╔══

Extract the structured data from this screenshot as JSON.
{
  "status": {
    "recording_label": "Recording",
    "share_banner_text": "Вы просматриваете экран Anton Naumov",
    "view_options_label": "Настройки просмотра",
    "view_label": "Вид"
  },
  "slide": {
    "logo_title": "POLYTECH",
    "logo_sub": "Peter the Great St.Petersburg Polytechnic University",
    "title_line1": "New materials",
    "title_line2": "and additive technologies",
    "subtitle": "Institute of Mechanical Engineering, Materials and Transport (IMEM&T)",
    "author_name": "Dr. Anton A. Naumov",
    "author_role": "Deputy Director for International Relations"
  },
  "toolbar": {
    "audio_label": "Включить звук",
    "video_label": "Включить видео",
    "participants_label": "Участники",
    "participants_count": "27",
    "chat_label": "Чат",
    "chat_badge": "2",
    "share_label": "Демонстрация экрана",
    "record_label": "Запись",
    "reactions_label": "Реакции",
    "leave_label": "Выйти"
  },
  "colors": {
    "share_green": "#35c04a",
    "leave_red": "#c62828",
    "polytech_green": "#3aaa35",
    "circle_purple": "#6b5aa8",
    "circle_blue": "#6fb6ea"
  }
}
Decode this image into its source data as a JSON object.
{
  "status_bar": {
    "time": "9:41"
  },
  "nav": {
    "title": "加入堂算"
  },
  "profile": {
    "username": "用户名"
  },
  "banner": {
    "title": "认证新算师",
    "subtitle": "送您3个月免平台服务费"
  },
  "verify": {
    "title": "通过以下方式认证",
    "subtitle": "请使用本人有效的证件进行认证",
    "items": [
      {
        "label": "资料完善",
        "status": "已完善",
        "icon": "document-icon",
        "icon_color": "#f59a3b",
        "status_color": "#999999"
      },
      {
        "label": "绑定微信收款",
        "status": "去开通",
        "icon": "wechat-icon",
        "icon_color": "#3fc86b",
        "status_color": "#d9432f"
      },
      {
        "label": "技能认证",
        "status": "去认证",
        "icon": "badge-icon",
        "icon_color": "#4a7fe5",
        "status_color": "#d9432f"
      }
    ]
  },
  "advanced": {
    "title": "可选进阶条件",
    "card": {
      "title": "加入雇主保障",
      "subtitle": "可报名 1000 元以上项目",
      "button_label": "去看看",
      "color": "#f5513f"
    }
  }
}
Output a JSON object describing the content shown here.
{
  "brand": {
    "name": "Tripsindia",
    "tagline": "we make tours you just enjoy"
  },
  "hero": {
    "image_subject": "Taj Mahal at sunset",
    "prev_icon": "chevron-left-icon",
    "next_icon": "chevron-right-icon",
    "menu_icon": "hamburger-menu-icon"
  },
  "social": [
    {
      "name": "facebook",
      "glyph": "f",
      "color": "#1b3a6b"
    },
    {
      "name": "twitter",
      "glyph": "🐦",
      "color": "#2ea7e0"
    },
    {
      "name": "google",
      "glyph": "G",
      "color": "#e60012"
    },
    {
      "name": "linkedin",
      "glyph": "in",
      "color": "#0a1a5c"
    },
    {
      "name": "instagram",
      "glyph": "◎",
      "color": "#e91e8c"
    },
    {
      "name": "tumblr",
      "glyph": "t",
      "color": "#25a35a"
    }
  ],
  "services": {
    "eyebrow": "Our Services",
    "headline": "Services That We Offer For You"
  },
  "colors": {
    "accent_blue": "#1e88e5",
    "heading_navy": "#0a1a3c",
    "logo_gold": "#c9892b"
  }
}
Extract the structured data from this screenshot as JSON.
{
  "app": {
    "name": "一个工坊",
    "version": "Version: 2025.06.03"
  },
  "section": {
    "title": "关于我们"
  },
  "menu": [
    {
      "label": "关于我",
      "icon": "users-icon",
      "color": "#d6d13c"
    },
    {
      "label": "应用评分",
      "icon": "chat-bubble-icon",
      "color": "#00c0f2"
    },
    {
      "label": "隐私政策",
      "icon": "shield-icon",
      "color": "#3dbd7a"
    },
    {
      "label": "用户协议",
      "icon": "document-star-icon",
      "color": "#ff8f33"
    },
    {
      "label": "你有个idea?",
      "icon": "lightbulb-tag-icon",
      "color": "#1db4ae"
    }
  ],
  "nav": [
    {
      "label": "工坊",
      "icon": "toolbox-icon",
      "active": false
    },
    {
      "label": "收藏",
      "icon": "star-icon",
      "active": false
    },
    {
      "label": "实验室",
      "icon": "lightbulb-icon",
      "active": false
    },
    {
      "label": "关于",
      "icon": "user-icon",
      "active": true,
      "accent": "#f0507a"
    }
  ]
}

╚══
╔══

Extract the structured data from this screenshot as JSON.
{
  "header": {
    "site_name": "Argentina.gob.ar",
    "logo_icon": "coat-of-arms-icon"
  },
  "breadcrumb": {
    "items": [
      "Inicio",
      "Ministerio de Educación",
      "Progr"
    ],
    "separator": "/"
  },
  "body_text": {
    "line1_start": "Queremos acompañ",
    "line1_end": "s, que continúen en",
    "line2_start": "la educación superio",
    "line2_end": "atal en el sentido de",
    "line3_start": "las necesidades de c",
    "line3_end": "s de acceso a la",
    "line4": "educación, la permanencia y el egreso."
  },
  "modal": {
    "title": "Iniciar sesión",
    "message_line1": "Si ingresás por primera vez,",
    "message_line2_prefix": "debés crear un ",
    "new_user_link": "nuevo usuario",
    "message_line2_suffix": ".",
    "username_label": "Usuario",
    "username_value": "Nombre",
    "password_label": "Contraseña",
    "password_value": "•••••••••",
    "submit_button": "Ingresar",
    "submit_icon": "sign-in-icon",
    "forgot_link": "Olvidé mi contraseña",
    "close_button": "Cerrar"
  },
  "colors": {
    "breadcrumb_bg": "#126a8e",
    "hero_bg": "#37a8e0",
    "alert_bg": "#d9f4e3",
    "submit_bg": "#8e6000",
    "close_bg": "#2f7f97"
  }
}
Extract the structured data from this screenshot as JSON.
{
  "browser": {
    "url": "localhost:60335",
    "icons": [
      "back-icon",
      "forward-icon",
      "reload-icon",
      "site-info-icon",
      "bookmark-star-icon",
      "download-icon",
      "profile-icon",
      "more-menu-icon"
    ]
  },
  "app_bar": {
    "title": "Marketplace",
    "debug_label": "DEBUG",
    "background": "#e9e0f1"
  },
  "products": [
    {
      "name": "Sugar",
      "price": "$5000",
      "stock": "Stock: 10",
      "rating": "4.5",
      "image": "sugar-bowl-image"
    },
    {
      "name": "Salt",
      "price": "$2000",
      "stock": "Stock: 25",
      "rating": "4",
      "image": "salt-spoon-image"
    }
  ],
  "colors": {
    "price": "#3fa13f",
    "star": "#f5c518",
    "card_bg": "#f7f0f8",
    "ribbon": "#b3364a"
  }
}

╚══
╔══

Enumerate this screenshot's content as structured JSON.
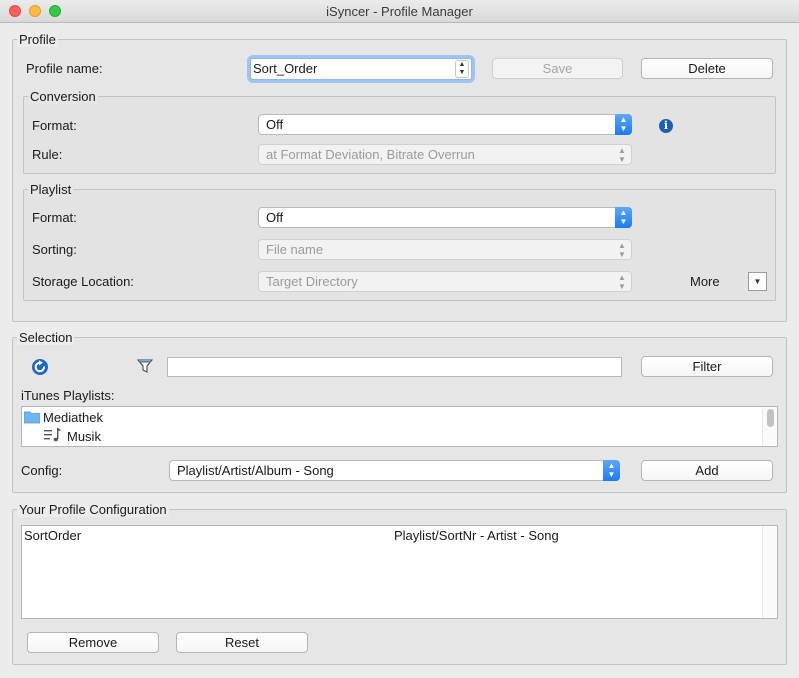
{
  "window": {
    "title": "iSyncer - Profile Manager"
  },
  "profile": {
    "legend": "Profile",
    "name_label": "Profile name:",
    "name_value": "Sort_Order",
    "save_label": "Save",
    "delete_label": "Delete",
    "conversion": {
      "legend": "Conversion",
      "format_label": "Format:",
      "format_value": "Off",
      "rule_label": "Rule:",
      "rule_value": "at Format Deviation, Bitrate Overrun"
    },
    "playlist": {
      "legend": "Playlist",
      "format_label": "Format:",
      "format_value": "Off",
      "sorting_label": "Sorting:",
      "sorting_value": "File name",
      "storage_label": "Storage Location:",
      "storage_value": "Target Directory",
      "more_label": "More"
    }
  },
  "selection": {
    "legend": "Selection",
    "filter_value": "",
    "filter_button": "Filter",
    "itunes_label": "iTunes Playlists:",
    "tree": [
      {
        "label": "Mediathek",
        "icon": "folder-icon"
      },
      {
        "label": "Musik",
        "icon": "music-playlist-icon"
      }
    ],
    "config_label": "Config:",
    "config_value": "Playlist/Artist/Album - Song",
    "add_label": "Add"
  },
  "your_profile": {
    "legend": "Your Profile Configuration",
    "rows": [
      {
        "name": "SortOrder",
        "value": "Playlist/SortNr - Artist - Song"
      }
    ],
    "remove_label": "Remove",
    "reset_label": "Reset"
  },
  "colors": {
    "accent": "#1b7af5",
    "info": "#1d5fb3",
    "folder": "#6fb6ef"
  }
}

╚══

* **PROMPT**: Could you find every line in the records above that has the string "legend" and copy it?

* **FINAL ANSWER**:
    "legend": "Profile",
      "legend": "Conversion",
      "legend": "Playlist",
    "legend": "Selection",
    "legend": "Your Profile Configuration",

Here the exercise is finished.